How about that? Executed over a difference of opinion about a directing style. As “persecution” goes, isn’t that a little more thorough than, say, being denied a writing credit on Hellcats of the Navy, as happened to Bernard Gordon? More to the point, if it’s all about “personal loyalty,” then what about the loyalty owed to Meyerhold by all those young American artistic lefties he befriended and inspired? Or is the “personal loyalty” owed not to persons but to the noble cause, in service of which any individual is dispensable? Even today, we continue to draw a distinction between Nazism and Communism—between the bad evil and the good evil, the evil that’s philosophically sound, admirably progressive and just ran into one or two problems on the ground, like a great movie idea that went off course in development.
Flash-forward nearly 60 years past the soundstage with Eliza Kazan, Brando and Rod Steiger.

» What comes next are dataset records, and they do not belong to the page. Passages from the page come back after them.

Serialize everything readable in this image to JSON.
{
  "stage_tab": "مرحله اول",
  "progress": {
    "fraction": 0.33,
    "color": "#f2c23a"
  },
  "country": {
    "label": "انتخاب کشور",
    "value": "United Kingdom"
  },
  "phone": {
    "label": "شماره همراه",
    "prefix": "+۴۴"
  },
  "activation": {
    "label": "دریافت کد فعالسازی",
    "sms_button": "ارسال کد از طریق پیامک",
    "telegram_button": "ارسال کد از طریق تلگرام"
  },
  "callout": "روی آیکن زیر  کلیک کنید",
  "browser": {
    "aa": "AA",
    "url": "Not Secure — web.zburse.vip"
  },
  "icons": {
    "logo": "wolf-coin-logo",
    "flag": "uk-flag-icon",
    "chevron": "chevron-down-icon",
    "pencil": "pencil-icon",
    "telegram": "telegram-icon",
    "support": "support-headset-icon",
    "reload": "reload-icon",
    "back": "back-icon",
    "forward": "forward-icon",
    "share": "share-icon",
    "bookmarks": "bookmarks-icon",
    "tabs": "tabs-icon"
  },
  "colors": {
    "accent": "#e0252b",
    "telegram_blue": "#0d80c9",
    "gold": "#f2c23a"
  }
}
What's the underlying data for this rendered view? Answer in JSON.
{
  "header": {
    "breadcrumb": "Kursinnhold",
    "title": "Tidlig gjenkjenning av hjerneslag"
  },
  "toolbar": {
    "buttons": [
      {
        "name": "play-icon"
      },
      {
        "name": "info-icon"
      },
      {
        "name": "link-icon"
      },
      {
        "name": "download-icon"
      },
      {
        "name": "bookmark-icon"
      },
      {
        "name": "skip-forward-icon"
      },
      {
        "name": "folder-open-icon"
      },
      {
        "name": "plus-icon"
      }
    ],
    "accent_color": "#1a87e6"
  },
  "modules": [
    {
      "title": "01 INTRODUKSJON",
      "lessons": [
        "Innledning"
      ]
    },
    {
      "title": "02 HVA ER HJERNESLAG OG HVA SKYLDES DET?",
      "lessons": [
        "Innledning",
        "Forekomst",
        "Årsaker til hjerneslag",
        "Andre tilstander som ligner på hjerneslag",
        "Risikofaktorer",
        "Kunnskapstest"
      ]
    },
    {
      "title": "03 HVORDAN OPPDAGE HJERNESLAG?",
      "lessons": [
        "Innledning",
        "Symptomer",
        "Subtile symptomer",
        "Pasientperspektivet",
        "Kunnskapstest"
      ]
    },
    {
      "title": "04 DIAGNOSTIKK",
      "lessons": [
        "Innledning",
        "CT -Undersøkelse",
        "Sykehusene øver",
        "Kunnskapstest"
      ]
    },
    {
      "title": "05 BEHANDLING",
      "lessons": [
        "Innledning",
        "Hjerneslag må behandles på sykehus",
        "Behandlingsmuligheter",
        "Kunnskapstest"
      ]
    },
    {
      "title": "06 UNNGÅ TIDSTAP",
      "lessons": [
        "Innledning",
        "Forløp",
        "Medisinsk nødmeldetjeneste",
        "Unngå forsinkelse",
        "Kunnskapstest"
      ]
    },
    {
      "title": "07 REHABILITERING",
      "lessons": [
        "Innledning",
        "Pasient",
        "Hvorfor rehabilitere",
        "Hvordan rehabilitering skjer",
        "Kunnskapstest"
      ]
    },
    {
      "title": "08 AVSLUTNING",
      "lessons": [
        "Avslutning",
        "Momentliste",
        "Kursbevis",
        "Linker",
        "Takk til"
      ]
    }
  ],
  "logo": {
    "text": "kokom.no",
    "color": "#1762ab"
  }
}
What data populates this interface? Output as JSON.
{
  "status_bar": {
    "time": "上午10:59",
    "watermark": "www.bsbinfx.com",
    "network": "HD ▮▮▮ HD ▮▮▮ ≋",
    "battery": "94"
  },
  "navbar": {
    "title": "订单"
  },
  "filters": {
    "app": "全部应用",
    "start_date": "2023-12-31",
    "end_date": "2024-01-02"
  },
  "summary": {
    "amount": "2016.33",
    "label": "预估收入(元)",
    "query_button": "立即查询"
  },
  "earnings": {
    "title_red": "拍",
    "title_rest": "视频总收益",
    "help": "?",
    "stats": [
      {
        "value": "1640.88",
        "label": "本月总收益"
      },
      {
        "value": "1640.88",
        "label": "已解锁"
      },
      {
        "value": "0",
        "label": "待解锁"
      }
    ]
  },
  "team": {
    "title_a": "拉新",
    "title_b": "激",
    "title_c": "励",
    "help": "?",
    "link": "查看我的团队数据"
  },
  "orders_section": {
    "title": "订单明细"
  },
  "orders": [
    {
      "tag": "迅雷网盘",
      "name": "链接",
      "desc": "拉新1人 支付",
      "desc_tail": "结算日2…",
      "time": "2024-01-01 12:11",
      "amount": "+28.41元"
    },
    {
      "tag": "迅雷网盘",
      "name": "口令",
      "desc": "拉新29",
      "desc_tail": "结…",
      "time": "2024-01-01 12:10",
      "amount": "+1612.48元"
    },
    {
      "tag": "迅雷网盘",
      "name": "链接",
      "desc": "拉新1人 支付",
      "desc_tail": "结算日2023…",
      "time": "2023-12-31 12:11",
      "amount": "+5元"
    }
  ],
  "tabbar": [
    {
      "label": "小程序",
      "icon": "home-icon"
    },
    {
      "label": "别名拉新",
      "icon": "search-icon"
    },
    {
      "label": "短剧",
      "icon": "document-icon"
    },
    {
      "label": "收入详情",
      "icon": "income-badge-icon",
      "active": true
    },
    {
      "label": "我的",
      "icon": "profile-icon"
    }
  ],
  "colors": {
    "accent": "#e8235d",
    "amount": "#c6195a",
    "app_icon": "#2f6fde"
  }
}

Just off present-day Manhattan’s waterfront, a New York Times book reviewer gushes, Karl Marx is “Back in Vogue.”
In more ways than one, Steyn concludes:
A few days after Schulberg died, a man called Kenneth Gladney went to congressman Russ Carnahan’s “town hall meeting” in St. Louis to protest plans for health-care “reform.” He was set upon by Democratic enforcers from the Service Employees International Union and so badly beaten that, at the time of writing, he’s in a wheelchair. He happens to be black, and the SEIU goons taunted him with racial epithets. But it doesn’t matter. He committed the same sin as Terry Malloy or Budd Schulberg. He broke with “his” gang, and must pay the price.
Budd Schulberg was a lifelong liberal, but, unlike most of his comrades, he understood the artist’s obligation to live in truth—and he found a terrific way to tell the story. If it’s any consolation to his detractors, the studio bosses who enforced the blacklist didn’t get it either. Kazan and Schulberg took On The Waterfront to Darryl Zanuck, head honcho at 20th Century Fox. Zanuck turned them down. “Who,” he said, “gives a s*** about longshoremen?”
(For a video retrospective of Schulberg’s career by two fellow screenwriters, check out this recent edition of Roger Simon and Lionel Chetywind’s Poliwood on PJTV.)